** SUPPLIED RECORDS follows **

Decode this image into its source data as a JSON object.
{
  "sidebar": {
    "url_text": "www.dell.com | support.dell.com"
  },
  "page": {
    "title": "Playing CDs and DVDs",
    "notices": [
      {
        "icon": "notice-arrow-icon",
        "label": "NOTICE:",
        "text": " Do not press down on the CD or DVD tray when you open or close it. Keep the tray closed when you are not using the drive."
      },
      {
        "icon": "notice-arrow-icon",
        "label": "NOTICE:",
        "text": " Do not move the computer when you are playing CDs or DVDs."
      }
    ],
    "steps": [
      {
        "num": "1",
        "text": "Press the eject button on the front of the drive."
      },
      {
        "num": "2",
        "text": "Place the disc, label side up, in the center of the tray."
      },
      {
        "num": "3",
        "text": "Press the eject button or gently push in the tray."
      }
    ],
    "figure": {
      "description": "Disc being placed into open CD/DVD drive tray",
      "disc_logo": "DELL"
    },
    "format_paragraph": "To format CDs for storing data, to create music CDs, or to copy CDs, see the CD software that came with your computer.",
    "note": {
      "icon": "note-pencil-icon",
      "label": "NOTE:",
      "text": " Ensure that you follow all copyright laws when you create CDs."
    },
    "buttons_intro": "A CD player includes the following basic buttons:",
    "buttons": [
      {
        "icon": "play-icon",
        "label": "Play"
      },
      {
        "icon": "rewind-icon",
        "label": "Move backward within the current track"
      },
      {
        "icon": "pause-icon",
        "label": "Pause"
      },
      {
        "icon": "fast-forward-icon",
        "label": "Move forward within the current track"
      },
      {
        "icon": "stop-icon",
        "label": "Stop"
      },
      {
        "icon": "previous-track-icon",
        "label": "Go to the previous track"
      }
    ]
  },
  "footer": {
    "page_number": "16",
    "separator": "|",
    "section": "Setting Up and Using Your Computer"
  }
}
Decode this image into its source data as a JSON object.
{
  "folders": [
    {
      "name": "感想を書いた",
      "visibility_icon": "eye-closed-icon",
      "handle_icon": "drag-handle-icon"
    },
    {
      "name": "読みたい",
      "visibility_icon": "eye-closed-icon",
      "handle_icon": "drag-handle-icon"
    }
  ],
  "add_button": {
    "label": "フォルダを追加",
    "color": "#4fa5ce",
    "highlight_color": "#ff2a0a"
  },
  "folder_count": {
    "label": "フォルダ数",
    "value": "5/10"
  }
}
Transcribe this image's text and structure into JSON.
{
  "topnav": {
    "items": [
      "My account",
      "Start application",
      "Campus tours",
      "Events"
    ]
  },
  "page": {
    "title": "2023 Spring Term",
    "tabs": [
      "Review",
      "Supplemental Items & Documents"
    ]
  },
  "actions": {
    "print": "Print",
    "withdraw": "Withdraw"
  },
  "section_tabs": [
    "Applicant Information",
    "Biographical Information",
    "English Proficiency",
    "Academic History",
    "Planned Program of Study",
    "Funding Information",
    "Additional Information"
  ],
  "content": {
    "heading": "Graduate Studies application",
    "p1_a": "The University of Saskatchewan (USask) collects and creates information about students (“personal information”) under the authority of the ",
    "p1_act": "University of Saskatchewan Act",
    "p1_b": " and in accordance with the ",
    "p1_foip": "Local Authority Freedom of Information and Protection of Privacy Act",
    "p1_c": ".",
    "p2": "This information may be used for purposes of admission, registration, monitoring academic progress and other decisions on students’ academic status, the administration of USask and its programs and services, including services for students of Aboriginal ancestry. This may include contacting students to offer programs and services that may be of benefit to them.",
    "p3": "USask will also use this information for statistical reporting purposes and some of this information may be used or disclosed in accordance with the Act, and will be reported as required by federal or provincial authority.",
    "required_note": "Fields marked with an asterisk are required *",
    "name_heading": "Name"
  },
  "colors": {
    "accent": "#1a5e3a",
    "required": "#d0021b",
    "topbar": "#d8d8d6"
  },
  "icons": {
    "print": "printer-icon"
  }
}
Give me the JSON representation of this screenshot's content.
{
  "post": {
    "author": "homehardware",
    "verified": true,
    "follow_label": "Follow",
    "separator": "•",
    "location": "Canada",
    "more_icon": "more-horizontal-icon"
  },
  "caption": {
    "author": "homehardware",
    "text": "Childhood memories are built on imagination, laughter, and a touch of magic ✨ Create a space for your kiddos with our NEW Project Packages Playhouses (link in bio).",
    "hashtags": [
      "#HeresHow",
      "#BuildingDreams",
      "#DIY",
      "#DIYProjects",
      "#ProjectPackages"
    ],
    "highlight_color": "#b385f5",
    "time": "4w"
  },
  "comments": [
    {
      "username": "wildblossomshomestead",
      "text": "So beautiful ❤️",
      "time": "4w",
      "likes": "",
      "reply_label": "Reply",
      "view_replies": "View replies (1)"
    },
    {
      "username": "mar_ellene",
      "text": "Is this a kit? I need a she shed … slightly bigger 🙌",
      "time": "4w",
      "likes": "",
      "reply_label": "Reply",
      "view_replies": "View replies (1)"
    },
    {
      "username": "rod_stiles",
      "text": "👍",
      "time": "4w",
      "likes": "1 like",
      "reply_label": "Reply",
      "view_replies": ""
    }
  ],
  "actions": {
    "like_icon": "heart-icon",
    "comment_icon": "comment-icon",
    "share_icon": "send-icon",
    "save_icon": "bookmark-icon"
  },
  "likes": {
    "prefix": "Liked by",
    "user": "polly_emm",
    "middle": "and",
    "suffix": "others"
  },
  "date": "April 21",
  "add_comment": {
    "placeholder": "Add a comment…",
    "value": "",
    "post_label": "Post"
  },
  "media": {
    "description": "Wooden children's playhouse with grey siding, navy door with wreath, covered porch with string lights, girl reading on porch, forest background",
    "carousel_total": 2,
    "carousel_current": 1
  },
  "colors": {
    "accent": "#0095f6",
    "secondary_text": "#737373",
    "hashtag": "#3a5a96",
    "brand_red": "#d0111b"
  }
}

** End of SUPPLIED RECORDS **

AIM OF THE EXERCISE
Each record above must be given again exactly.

EXERCISE ANSWER
Decode this image into its source data as a JSON object.
{
  "sidebar": {
    "url_text": "www.dell.com | support.dell.com"
  },
  "page": {
    "title": "Playing CDs and DVDs",
    "notices": [
      {
        "icon": "notice-arrow-icon",
        "label": "NOTICE:",
        "text": " Do not press down on the CD or DVD tray when you open or close it. Keep the tray closed when you are not using the drive."
      },
      {
        "icon": "notice-arrow-icon",
        "label": "NOTICE:",
        "text": " Do not move the computer when you are playing CDs or DVDs."
      }
    ],
    "steps": [
      {
        "num": "1",
        "text": "Press the eject button on the front of the drive."
      },
      {
        "num": "2",
        "text": "Place the disc, label side up, in the center of the tray."
      },
      {
        "num": "3",
        "text": "Press the eject button or gently push in the tray."
      }
    ],
    "figure": {
      "description": "Disc being placed into open CD/DVD drive tray",
      "disc_logo": "DELL"
    },
    "format_paragraph": "To format CDs for storing data, to create music CDs, or to copy CDs, see the CD software that came with your computer.",
    "note": {
      "icon": "note-pencil-icon",
      "label": "NOTE:",
      "text": " Ensure that you follow all copyright laws when you create CDs."
    },
    "buttons_intro": "A CD player includes the following basic buttons:",
    "buttons": [
      {
        "icon": "play-icon",
        "label": "Play"
      },
      {
        "icon": "rewind-icon",
        "label": "Move backward within the current track"
      },
      {
        "icon": "pause-icon",
        "label": "Pause"
      },
      {
        "icon": "fast-forward-icon",
        "label": "Move forward within the current track"
      },
      {
        "icon": "stop-icon",
        "label": "Stop"
      },
      {
        "icon": "previous-track-icon",
        "label": "Go to the previous track"
      }
    ]
  },
  "footer": {
    "page_number": "16",
    "separator": "|",
    "section": "Setting Up and Using Your Computer"
  }
}
Decode this image into its source data as a JSON object.
{
  "folders": [
    {
      "name": "感想を書いた",
      "visibility_icon": "eye-closed-icon",
      "handle_icon": "drag-handle-icon"
    },
    {
      "name": "読みたい",
      "visibility_icon": "eye-closed-icon",
      "handle_icon": "drag-handle-icon"
    }
  ],
  "add_button": {
    "label": "フォルダを追加",
    "color": "#4fa5ce",
    "highlight_color": "#ff2a0a"
  },
  "folder_count": {
    "label": "フォルダ数",
    "value": "5/10"
  }
}
Transcribe this image's text and structure into JSON.
{
  "topnav": {
    "items": [
      "My account",
      "Start application",
      "Campus tours",
      "Events"
    ]
  },
  "page": {
    "title": "2023 Spring Term",
    "tabs": [
      "Review",
      "Supplemental Items & Documents"
    ]
  },
  "actions": {
    "print": "Print",
    "withdraw": "Withdraw"
  },
  "section_tabs": [
    "Applicant Information",
    "Biographical Information",
    "English Proficiency",
    "Academic History",
    "Planned Program of Study",
    "Funding Information",
    "Additional Information"
  ],
  "content": {
    "heading": "Graduate Studies application",
    "p1_a": "The University of Saskatchewan (USask) collects and creates information about students (“personal information”) under the authority of the ",
    "p1_act": "University of Saskatchewan Act",
    "p1_b": " and in accordance with the ",
    "p1_foip": "Local Authority Freedom of Information and Protection of Privacy Act",
    "p1_c": ".",
    "p2": "This information may be used for purposes of admission, registration, monitoring academic progress and other decisions on students’ academic status, the administration of USask and its programs and services, including services for students of Aboriginal ancestry. This may include contacting students to offer programs and services that may be of benefit to them.",
    "p3": "USask will also use this information for statistical reporting purposes and some of this information may be used or disclosed in accordance with the Act, and will be reported as required by federal or provincial authority.",
    "required_note": "Fields marked with an asterisk are required *",
    "name_heading": "Name"
  },
  "colors": {
    "accent": "#1a5e3a",
    "required": "#d0021b",
    "topbar": "#d8d8d6"
  },
  "icons": {
    "print": "printer-icon"
  }
}
Give me the JSON representation of this screenshot's content.
{
  "post": {
    "author": "homehardware",
    "verified": true,
    "follow_label": "Follow",
    "separator": "•",
    "location": "Canada",
    "more_icon": "more-horizontal-icon"
  },
  "caption": {
    "author": "homehardware",
    "text": "Childhood memories are built on imagination, laughter, and a touch of magic ✨ Create a space for your kiddos with our NEW Project Packages Playhouses (link in bio).",
    "hashtags": [
      "#HeresHow",
      "#BuildingDreams",
      "#DIY",
      "#DIYProjects",
      "#ProjectPackages"
    ],
    "highlight_color": "#b385f5",
    "time": "4w"
  },
  "comments": [
    {
      "username": "wildblossomshomestead",
      "text": "So beautiful ❤️",
      "time": "4w",
      "likes": "",
      "reply_label": "Reply",
      "view_replies": "View replies (1)"
    },
    {
      "username": "mar_ellene",
      "text": "Is this a kit? I need a she shed … slightly bigger 🙌",
      "time": "4w",
      "likes": "",
      "reply_label": "Reply",
      "view_replies": "View replies (1)"
    },
    {
      "username": "rod_stiles",
      "text": "👍",
      "time": "4w",
      "likes": "1 like",
      "reply_label": "Reply",
      "view_replies": ""
    }
  ],
  "actions": {
    "like_icon": "heart-icon",
    "comment_icon": "comment-icon",
    "share_icon": "send-icon",
    "save_icon": "bookmark-icon"
  },
  "likes": {
    "prefix": "Liked by",
    "user": "polly_emm",
    "middle": "and",
    "suffix": "others"
  },
  "date": "April 21",
  "add_comment": {
    "placeholder": "Add a comment…",
    "value": "",
    "post_label": "Post"
  },
  "media": {
    "description": "Wooden children's playhouse with grey siding, navy door with wreath, covered porch with string lights, girl reading on porch, forest background",
    "carousel_total": 2,
    "carousel_current": 1
  },
  "colors": {
    "accent": "#0095f6",
    "secondary_text": "#737373",
    "hashtag": "#3a5a96",
    "brand_red": "#d0111b"
  }
}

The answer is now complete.